• EXERCISE BRIEF: Scan the entries for the word "level". Every line that has it should be copied.

*** Opening DATA SHOWN ***

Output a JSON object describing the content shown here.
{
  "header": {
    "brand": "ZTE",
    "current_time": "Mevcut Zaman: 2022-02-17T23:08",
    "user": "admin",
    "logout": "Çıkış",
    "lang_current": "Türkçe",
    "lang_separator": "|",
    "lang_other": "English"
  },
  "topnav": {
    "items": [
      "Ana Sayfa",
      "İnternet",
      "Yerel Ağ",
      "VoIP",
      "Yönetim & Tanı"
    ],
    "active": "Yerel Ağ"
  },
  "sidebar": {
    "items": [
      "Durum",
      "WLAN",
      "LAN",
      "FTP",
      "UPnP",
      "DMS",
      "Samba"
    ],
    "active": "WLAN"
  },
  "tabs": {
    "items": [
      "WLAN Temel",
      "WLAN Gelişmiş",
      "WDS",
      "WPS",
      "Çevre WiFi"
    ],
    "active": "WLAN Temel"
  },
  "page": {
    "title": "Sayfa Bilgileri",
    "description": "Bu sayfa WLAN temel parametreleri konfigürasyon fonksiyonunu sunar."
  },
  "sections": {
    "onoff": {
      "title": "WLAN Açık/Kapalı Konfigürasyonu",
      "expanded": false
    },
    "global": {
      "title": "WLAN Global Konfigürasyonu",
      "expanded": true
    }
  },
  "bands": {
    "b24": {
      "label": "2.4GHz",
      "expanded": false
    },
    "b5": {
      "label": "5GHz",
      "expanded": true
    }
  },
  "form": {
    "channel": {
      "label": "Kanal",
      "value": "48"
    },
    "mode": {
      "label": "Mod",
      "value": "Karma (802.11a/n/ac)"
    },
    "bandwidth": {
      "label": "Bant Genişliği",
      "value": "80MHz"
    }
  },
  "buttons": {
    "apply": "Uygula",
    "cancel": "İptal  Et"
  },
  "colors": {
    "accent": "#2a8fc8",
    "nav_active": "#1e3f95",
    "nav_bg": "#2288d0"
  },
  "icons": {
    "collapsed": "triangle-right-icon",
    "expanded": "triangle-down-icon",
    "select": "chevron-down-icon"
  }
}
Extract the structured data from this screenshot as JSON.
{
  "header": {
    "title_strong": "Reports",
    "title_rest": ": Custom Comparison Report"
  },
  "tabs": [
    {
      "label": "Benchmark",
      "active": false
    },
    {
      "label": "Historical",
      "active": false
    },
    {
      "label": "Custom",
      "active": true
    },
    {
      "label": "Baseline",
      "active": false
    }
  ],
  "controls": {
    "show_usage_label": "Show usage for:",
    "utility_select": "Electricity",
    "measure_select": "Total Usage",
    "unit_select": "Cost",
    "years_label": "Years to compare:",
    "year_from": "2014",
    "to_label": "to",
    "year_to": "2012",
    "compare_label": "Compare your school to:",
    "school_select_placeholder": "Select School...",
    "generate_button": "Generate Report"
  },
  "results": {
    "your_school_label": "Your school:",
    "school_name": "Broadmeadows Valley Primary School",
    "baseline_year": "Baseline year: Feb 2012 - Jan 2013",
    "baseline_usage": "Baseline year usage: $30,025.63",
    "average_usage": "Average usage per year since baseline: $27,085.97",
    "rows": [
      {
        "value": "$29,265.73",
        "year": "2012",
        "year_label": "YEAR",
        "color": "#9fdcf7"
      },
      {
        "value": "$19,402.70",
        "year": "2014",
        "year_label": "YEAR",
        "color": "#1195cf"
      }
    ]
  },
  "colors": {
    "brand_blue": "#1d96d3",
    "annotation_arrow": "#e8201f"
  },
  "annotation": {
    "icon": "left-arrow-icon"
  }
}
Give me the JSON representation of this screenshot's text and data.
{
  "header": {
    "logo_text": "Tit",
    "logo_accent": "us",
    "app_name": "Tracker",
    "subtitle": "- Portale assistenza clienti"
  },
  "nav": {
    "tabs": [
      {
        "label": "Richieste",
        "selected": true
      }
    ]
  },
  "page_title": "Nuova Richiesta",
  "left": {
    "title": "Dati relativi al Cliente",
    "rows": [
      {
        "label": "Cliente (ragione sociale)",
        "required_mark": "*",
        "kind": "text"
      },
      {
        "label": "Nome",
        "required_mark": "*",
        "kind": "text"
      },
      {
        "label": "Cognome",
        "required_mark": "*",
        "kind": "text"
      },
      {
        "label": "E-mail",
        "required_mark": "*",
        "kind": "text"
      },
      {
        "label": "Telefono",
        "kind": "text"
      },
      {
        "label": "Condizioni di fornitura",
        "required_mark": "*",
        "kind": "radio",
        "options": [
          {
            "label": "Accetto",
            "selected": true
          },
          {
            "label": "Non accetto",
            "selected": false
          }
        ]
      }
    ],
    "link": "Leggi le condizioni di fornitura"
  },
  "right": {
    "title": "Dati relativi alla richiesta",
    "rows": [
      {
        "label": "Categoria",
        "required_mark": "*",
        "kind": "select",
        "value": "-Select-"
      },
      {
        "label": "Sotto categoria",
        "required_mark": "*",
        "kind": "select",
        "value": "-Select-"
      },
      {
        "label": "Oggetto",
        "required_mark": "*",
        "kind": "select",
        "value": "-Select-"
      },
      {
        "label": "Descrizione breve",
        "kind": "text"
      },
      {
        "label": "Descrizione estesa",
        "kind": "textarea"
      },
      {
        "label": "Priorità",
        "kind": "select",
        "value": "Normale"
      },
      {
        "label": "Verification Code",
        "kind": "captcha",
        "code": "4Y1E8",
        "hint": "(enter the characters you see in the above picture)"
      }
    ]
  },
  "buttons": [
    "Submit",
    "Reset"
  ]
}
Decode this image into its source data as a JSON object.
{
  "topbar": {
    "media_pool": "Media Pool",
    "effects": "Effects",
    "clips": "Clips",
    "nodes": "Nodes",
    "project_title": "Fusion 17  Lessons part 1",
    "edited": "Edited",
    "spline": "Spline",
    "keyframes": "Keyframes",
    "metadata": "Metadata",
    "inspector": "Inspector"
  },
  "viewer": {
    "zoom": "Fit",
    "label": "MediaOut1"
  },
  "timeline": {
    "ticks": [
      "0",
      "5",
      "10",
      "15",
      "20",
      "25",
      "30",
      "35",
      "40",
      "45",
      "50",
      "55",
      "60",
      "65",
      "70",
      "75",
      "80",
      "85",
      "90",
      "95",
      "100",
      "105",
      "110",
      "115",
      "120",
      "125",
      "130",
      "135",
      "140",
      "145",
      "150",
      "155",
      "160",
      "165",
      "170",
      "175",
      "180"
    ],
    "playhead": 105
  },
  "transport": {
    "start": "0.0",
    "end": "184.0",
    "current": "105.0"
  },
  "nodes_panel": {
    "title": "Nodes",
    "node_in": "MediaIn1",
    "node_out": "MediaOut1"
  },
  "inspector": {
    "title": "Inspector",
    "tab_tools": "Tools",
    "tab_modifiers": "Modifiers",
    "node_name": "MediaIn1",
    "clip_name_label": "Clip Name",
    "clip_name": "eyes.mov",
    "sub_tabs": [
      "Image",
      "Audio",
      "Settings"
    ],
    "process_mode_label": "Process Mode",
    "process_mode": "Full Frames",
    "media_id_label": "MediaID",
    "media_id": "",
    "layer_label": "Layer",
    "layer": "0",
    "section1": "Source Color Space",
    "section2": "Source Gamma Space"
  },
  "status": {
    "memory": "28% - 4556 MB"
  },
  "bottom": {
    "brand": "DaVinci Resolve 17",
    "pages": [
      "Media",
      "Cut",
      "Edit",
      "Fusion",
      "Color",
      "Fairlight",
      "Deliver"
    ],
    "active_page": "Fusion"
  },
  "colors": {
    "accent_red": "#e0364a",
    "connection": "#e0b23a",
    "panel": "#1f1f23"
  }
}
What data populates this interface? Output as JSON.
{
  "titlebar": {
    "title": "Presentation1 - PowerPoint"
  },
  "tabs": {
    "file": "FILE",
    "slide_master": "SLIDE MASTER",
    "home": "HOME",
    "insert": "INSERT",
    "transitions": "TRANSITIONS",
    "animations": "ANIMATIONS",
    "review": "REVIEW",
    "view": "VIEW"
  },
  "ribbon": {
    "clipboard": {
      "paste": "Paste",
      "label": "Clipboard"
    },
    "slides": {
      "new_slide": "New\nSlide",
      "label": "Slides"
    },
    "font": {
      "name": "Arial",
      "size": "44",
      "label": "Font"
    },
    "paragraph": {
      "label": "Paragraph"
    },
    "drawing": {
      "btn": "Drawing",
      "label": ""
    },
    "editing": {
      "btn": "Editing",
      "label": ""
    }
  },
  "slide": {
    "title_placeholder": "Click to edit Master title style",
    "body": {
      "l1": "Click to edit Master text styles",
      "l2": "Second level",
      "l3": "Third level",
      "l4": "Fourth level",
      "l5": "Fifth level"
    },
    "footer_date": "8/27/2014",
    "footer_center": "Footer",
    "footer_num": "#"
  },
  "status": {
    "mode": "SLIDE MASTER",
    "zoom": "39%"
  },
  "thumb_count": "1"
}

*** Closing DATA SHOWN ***

• ANSWER SPACE:
      "l2": "Second level",
      "l3": "Third level",
      "l4": "Fourth level",
      "l5": "Fifth level"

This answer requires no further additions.